Ms. Antoinette Harrell, 59, decided almost twenty years ago to look up her family history in record books in Louisiana and Mississippi, but what she discovered was much deeper. She found out that her family and many others were enslaved or willingly enslaved all of the way up until the 1960’s, and several African American’s in the deep south were in modern day slavery while still working on plantations. She wants their stories told and for the younger generation to learn from their ancestors.
Project role: I was the sole producer, editor, and director in this short doc for my final project in my short form documentary class, covering Mrs. Antoinette Harrell’s story.
A visual and written piece that documents the rising homicide rates mainly in the Southend and Westend of Louisville and how gun violence effects families in a city that is not nationally covered. The project started in September of 2017 and ended April 2018. The project represents a voice to people who were never given a voice in a small city with a big homicide rate. The families of these victims stories are moving and will always be remembered.
Project role: This was a portrait series project that started from a story idea I had while taking pictures stories after the increase I saw in gun violence in my hometown of Louisville. I wanted to focus on a project in my hometown that did not receive recognition from major outlets in the past, I wanted my hometown of Louisville, Kentucky story to be told. As the semester came closer to a end last Spring I was suggested to get my peers involved to help me build a website over my images.
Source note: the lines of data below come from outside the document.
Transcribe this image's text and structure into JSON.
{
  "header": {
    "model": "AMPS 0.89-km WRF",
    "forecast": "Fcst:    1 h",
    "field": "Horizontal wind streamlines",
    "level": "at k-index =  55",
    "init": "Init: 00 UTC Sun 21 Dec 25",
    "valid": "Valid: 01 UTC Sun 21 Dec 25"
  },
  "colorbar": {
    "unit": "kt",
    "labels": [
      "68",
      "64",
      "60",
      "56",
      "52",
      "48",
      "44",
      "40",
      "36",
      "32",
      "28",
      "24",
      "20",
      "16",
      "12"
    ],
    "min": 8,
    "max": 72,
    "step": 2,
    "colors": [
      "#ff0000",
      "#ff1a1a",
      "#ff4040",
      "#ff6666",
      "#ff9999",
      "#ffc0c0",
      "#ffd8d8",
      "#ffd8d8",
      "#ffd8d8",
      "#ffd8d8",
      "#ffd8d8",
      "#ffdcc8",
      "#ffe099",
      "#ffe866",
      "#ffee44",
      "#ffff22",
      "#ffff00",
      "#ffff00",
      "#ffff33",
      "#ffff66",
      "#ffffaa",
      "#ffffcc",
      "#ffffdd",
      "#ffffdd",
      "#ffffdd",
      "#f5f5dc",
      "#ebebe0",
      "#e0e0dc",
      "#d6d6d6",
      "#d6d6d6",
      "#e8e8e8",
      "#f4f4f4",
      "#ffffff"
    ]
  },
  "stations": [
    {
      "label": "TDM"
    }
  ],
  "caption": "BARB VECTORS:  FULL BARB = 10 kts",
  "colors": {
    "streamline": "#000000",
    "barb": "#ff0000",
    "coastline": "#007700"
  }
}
The project came together and won first place in the Hearst Team Project Category.